(I took this picture on a dive in the Bahamas)
Peter Benchley the author of Jaws recently passed away. He made his fortune by demonizing the shark and spent the rest of his life preaching conservation of the ocean's top predators. Benchley recognized what amazing creatures sharks are and that if man screws with the top of the food chain we're asking for trouble. Some others such as Vic Hislop, an Australian "Shark Hunter," never have come around.
Here are the facts:
Each year 100 million sharks are killed by humans. We hack off their fins, essential for swimming, and throw their wriggling, bloody torsos back into the water to die slowly, all for a nice bowl of shark fin soup. According to Julia Brown of Halifax University, worldwide shark populations are falling at an alarming rate. In the past 50 years there has been a 61% decrease in the population of large species. The population of white tip sharks, once thought to be the most abundant large animal on earth, has decreased by an alarming 99%.
And some still think that sharks are the monsters.

Wednesday, March 01, 2006

Happy 50th to a True Touron...

My Uncle Randy turned 50 yesterday. This picture was taken about 25 years ago when he had one of the best whafros (white guy afro) around.

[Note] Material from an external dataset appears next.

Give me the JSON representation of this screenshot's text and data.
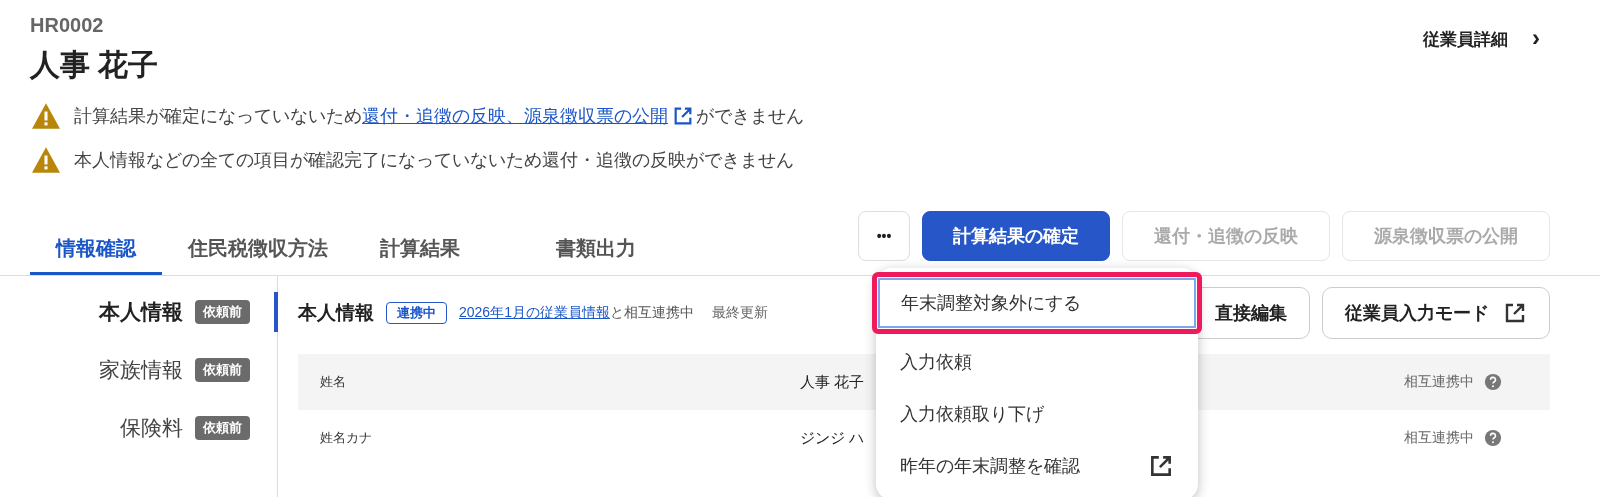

He says he looks like Hyde from That 70's Show. I think he is giving himself too much credit.